A report I wrote on Intigua is up now. Here’s the 451 Take for y’all now:
Intigua has always been a company with a difficult marketing proposition, having started off as a packaging and deployment balm for systems management agents. While there is certainly utility to ‘managing the managers,’ a broader positioning and purpose was clearly needed. Intigua’s new positioning as an enabler of cloud management APIs looks encouraging, and if the company can extend into ‘orchestration’ as a consequence, it can start addressing one of the major gaps of large enterprises that are ‘going cloud.’ It’s nice that all of those cloud-native companies can manage tens of applications with their devops and cloud approaches – but how will the large companies of the world manage the tens of thousands of applications they’re beset with?
In talking with some folks who’ve been dealing with so-called “APIs” at the infrastructure stack…there’s a lot of work to do to make the management layer APIs behave like one would expect. Because WS-*.
Intigua bought re-print rights to the last piece I wrote on them, so you can read it for free on their site.

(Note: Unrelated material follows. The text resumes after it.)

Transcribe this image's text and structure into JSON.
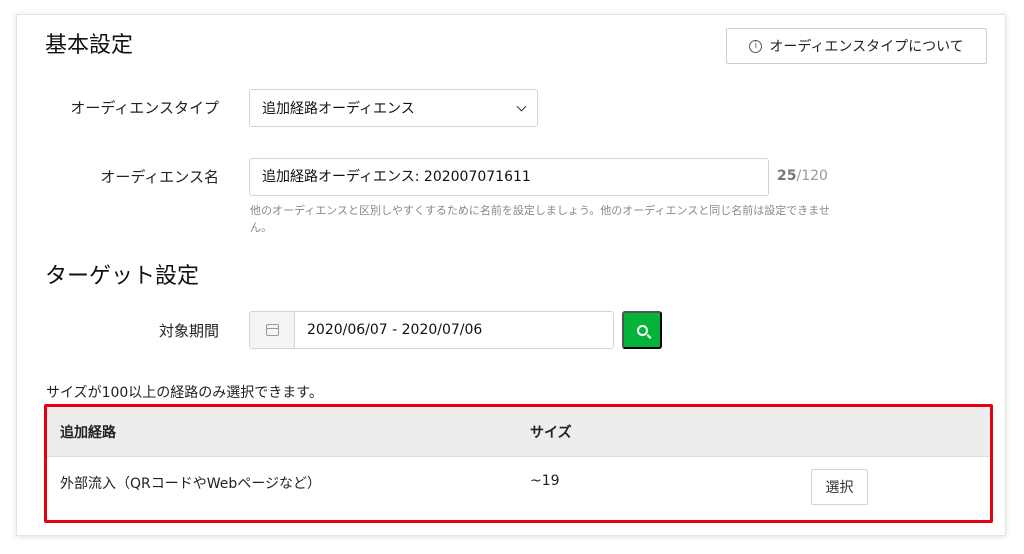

Client can read the full report, and try a trial if you’re not signed up with us yet.
I spoke with the folks at Contentful recently. They have an interesting smoothie of API management and CMS that looks hopeful to people like me who remember “mashups.”
Anyhow, as always, the full report is available for clients, but here’s the 451 Take:
As companies seek to become ‘digital enterprises,’ many are faced with the challenge of omni-channel marketing and content distribution: delivering content to Web browsers, mobile and tablet browsers, and even in-car systems, for example. While dreams of ‘mashups’ in the past sought to deliver programmer-friendly ways of accessing cleaned, tidy data over standard Web protocols, that technology doesn’t seem to have rolled out to the market beyond early prototypes popular at conferences – after all, who says ‘mashup’ any more? Contentful is bringing an interesting, RESTful, public cloud API approach to content management. The company’s challenge will be to out-innovate larger competitors that have much to lose in the small content management market.
You can also apply to get trial access (why not?) to read this report and more of what we have tucked away behind the paywall.
How could I have broken anything? All I did was change a comment.
“I am not a lawyer, but from a developer perspective, the idea of copyrighted APIs does nothing but introduce friction and uncertainty into the very integration efforts the developers use APIs to accomplish,” said Jeffrey Hammond, a vice president at Forrester Research. “Devs will now need to worry about the potential for API lock-in via copyright, as alternative suppliers can’t produce like-for-like substitutions without risk. I don’t see how this is good for developers as it amps up the fear, uncertainty, and doubt about using third-party services.”
Donnie has a detailed piece as well, along with this example:
This is going to create a lot of difficulty for everyone reimplementing S3 APIs, for example, such as OpenStack and others, with the exception of Eucalyptus because of its Amazon partnership.
Secondly, when evaluating new IT hardware and software assets for potential adoption, you need to institute a much stronger requirement for programmability and open APIs. Complete automation of your infrastructure requires programmatic access, and it’s simply insufficient to only have control via graphical interfaces. This isn’t just about provisioning and configuration support via such APIs, you also need to ensure that vendors are providing reliable APIs to get sufficiently detailed status. A core tenet of DevOps is the ability to measure the state of your infrastructure for future improvement and this really needs to be automated programmatically. Ideally these APIs for automation and measurement are simple, easy to adopt, and accessible to people who aren’t full-time software engineers. Thus, beware of complex, language-specific APIs, and strongly lean towards vendors using simple HTTP or REST APIs and standard, easily parsable data formats like JSON.